■ **Problem to work on**
Read the data below line by line and state how many lines hold "JSON". Nothing else belongs in the answer.
+-------+
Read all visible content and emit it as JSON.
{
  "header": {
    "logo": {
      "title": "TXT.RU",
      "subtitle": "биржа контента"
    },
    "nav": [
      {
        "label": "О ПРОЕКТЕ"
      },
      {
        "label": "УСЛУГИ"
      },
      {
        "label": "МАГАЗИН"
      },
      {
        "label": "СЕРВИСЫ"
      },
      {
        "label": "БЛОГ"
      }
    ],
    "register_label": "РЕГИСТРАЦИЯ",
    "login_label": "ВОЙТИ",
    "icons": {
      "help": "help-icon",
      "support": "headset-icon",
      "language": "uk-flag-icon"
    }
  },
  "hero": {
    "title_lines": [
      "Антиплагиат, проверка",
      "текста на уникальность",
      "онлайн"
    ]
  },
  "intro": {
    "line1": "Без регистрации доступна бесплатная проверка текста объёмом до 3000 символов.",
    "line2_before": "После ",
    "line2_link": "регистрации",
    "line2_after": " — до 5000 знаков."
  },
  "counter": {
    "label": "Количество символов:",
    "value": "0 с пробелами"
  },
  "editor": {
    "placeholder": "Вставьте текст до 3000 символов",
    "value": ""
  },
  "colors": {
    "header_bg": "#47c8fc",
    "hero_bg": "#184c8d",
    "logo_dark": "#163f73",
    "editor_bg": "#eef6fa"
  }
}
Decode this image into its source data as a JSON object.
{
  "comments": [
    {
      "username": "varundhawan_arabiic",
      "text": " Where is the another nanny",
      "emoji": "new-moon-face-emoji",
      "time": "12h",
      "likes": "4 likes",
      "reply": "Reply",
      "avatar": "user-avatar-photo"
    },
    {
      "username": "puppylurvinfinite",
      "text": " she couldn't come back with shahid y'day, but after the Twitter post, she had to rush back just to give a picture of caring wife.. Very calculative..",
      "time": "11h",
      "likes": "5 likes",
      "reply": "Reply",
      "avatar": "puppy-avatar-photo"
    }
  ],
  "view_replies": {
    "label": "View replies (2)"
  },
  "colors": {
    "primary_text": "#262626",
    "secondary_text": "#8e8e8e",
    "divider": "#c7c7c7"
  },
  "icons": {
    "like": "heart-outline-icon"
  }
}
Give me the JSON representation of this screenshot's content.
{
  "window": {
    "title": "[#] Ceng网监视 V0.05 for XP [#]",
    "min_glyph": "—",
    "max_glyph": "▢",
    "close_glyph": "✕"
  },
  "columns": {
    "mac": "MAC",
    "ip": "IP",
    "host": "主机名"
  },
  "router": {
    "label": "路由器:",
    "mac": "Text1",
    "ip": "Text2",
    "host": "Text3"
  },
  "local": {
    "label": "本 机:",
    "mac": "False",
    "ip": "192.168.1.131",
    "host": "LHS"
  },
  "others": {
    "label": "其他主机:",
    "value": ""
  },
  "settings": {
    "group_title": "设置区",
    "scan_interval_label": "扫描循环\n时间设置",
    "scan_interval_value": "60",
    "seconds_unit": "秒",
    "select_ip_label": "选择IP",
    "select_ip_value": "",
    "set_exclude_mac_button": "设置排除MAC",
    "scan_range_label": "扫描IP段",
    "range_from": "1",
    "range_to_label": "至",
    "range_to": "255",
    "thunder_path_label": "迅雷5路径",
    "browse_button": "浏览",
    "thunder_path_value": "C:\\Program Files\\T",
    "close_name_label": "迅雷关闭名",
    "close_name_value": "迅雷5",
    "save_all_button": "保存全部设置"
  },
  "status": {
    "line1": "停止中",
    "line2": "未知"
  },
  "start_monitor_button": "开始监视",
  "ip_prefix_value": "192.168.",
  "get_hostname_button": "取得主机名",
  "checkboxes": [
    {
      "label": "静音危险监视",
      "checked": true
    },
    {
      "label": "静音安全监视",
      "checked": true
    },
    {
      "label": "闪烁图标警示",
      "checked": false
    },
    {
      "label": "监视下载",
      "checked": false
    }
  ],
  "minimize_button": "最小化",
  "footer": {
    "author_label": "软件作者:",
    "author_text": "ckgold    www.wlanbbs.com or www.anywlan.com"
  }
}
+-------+
■ **Output below**
3